^{3}. The others are made from titanium, which has a density of 4.5 g/cm

^{3}. We wish to use these ball bearings in the manufacture of several machines. However, it is important to use the correct type of ball bearing for each application. Some machines can use the proprietary alloy ball bearings, which are relatively inexpensive and not as strong as the titanium. Others must have the titanium ball bearings or they will fail prematurely.

a. Devise a maximum likelihood method to classify each ball bearing as either class 1 (alloy) or class 2 (titanium) based only upon its measured mass. Determine the decision boundary between these classes. Plot the likelihood pdfs and indicate the decision boundary position.

b. Assume it is known that the box contains 9,000 alloy ball bearings and 1,000 titanium ball bearings. Devise a Bayesian method to classify each ball bearing as either class 1 (alloy) or class 2 (titanium) based only upon its measured mass. Determine the decision boundary between these classes. Plot the posterior pdfs and indicate the decision boundary position.

c. Compute the total probability of error (the sum of the individual misclassification errors) for both part (a) and part (b). Show how you derive these values.

d. Let’s characterize the expected loss of using a titanium bearing where an alloy bearing should be used as $0.25. This reflects the case that the titanium bearing is more expensive than the alloy bearing. However, let’s say the expected loss of using an alloy bearing where a titanium bearing should be used as $100. This reflects the cost of premature failure of a machine built with an inadequate ball bearing. With these losses included, repeat part (a) to minimize risk.

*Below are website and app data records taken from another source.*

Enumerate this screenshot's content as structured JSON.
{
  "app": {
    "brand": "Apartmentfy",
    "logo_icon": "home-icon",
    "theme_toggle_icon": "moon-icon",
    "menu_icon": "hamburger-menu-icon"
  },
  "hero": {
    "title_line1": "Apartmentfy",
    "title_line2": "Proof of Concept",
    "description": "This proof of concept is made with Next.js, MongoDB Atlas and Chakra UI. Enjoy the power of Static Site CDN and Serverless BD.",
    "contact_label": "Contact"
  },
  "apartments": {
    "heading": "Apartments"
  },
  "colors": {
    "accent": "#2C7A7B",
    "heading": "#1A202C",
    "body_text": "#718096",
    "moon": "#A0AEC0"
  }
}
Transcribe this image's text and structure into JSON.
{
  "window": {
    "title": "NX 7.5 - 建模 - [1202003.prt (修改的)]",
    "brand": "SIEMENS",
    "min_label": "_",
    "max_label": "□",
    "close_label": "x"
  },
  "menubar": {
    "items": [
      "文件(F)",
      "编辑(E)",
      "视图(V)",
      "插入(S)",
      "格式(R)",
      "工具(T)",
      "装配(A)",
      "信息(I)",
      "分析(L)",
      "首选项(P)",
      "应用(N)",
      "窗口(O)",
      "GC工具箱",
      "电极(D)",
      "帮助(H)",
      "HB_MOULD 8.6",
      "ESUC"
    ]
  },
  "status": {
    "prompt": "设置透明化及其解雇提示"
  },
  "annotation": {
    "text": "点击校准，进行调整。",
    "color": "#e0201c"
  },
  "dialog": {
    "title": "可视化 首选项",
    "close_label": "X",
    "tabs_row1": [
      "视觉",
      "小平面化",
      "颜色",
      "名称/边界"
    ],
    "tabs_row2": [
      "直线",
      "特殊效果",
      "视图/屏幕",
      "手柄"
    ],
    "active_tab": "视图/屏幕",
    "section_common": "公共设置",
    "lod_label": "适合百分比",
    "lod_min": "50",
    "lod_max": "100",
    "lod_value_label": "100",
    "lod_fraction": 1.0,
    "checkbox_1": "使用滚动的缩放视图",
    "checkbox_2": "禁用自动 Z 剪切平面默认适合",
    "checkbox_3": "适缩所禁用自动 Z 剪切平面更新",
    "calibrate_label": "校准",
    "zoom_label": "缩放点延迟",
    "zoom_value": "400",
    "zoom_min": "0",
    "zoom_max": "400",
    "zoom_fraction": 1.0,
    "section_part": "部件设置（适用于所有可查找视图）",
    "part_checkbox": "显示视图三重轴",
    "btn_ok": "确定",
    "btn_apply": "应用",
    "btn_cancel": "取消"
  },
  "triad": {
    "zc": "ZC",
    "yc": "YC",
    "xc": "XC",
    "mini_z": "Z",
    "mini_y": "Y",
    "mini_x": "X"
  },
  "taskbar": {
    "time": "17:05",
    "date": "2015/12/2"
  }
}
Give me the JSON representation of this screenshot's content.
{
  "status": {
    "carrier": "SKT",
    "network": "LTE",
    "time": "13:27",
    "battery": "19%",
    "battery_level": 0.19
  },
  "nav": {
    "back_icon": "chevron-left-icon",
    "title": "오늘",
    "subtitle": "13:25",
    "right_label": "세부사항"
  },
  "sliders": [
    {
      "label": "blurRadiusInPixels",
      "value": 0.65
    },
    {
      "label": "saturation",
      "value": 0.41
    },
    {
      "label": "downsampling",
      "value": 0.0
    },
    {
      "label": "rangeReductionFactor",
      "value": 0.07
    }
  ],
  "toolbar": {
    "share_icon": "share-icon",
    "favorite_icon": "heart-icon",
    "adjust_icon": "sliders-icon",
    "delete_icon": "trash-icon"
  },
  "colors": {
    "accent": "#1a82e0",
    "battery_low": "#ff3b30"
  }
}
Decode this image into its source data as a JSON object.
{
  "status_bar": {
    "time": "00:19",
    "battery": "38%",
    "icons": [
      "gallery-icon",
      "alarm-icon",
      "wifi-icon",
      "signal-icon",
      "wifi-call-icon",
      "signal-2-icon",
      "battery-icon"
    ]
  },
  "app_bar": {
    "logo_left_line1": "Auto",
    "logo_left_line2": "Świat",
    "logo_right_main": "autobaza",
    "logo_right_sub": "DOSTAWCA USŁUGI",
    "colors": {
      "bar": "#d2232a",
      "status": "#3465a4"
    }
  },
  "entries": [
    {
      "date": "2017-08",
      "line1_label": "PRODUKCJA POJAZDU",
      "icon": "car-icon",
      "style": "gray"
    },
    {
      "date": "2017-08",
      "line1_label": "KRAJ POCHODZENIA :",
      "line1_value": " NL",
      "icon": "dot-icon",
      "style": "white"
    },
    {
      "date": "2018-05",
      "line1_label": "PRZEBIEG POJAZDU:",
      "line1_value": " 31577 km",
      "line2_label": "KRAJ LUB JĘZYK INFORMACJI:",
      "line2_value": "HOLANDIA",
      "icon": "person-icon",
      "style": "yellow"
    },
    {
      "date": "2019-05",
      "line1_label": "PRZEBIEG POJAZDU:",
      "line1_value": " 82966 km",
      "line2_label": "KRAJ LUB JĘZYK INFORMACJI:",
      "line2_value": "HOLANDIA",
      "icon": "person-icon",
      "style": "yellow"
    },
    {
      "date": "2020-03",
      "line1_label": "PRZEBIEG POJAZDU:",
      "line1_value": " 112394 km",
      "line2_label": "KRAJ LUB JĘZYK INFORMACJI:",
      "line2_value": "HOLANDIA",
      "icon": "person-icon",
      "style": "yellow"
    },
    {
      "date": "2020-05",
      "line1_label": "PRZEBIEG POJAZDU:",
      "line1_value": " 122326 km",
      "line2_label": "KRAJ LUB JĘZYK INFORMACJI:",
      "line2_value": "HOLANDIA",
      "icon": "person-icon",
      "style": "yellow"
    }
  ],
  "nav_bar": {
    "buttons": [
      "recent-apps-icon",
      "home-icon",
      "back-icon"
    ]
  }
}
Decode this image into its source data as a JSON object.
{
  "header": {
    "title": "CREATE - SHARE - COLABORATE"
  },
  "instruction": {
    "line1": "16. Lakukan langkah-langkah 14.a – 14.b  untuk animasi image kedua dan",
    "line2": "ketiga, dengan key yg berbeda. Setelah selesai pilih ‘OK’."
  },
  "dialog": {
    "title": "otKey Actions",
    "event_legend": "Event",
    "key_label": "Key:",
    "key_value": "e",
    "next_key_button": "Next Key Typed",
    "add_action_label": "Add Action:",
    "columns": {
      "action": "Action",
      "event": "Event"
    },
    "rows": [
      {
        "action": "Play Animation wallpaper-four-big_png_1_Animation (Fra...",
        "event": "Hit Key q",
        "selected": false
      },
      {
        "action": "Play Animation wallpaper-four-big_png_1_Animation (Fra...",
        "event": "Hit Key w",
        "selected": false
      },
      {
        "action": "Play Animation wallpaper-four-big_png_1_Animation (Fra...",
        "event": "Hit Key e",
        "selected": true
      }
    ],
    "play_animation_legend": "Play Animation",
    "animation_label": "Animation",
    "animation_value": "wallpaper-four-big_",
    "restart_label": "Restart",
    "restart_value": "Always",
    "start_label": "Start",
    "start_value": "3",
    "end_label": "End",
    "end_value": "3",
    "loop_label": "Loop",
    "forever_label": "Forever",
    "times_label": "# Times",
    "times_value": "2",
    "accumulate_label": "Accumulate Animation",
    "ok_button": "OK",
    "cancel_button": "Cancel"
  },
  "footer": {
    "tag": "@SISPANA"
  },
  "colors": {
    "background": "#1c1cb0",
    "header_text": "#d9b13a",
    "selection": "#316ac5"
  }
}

e. Repeat part (b) using the losses described in part (d) to minimize risk.

HINT: You’ll need to convert from diameter to mass in order to classify.